§ **PROBLEM STATEMENT**:
Go through the entries below and copy each line containing the word "stands".

┄┄┄┄┄┄┄┄┄┄

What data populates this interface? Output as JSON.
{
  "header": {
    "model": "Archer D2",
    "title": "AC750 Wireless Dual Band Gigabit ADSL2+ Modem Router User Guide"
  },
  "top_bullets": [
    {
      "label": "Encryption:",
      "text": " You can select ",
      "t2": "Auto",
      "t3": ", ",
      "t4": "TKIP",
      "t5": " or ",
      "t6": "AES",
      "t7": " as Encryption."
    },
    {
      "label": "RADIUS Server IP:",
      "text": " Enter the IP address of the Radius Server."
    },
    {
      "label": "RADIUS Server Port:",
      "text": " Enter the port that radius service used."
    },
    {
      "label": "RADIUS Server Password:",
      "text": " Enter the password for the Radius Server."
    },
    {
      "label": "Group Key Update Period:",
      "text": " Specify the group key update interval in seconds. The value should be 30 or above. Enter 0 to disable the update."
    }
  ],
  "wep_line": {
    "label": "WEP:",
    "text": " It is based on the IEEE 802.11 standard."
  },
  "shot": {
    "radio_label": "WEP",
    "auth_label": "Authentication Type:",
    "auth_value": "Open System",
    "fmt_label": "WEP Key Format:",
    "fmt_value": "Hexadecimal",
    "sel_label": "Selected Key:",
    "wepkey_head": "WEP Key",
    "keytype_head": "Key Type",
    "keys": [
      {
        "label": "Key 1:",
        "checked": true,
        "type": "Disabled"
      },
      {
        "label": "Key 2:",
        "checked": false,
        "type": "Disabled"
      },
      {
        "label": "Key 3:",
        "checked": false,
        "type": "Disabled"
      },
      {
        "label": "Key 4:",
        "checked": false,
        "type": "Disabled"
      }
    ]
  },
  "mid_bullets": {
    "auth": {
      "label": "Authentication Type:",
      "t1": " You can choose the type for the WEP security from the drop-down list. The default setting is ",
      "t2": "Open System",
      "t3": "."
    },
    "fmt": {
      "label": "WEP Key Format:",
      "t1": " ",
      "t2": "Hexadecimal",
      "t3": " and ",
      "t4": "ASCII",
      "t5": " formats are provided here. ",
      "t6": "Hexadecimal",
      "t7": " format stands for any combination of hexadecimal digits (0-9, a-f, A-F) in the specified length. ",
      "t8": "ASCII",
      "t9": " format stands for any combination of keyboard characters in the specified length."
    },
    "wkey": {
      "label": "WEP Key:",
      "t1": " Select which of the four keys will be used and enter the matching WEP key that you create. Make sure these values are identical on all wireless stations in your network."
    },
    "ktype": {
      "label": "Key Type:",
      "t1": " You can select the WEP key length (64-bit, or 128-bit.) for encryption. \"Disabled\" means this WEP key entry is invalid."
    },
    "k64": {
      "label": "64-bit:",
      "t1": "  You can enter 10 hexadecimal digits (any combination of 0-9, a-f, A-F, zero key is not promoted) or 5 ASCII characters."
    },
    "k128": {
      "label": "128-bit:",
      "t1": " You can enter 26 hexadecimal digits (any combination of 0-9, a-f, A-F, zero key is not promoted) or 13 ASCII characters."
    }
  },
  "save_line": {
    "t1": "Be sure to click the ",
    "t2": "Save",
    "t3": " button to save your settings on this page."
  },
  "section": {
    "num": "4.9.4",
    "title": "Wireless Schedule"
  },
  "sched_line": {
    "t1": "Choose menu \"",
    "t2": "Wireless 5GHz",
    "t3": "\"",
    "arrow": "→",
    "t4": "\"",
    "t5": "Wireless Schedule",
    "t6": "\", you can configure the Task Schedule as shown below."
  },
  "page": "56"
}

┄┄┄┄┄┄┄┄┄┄

§ **SOLUTION**:
      "t7": " format stands for any combination of hexadecimal digits (0-9, a-f, A-F) in the specified length. ",
      "t9": " format stands for any combination of keyboard characters in the specified length."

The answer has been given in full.